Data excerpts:
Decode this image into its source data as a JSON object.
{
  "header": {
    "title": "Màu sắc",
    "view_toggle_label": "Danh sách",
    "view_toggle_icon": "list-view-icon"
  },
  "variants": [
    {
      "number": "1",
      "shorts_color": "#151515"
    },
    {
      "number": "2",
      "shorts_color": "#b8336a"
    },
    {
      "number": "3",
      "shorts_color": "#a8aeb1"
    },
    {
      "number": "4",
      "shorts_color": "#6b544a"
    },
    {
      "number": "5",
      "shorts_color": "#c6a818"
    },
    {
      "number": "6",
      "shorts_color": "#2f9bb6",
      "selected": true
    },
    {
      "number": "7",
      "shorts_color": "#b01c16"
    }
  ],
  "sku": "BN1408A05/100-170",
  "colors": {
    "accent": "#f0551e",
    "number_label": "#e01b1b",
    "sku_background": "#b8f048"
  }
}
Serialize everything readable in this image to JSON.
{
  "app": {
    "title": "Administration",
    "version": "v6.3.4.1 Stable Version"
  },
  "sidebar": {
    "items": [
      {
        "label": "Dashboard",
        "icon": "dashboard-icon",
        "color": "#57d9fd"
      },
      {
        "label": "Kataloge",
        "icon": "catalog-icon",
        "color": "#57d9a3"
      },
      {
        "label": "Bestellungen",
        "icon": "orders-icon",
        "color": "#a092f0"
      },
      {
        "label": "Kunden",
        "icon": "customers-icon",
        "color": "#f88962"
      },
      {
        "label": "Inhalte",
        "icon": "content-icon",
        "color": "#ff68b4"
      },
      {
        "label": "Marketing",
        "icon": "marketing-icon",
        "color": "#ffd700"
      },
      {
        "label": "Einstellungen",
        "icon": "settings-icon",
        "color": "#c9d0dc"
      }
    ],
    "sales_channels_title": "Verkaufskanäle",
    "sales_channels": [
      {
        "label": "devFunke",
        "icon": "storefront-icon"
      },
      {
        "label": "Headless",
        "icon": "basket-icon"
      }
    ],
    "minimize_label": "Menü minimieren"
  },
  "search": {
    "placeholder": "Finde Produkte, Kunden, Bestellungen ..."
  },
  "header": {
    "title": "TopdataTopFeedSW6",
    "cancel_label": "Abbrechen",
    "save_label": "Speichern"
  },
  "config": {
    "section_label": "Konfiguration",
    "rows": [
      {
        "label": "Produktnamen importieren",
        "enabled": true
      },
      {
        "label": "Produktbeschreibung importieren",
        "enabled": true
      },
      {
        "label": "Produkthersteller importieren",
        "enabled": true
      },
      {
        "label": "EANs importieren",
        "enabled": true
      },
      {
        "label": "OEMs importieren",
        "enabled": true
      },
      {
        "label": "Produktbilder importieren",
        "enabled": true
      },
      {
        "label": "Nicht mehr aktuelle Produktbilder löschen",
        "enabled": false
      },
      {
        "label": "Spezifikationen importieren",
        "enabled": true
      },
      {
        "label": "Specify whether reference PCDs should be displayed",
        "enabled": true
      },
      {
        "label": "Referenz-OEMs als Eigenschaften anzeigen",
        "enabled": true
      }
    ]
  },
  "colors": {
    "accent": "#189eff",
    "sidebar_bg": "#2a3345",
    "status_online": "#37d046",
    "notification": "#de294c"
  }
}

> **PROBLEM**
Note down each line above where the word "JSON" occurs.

> **WRITTEN SOLUTION**
Decode this image into its source data as a JSON object.
Serialize everything readable in this image to JSON.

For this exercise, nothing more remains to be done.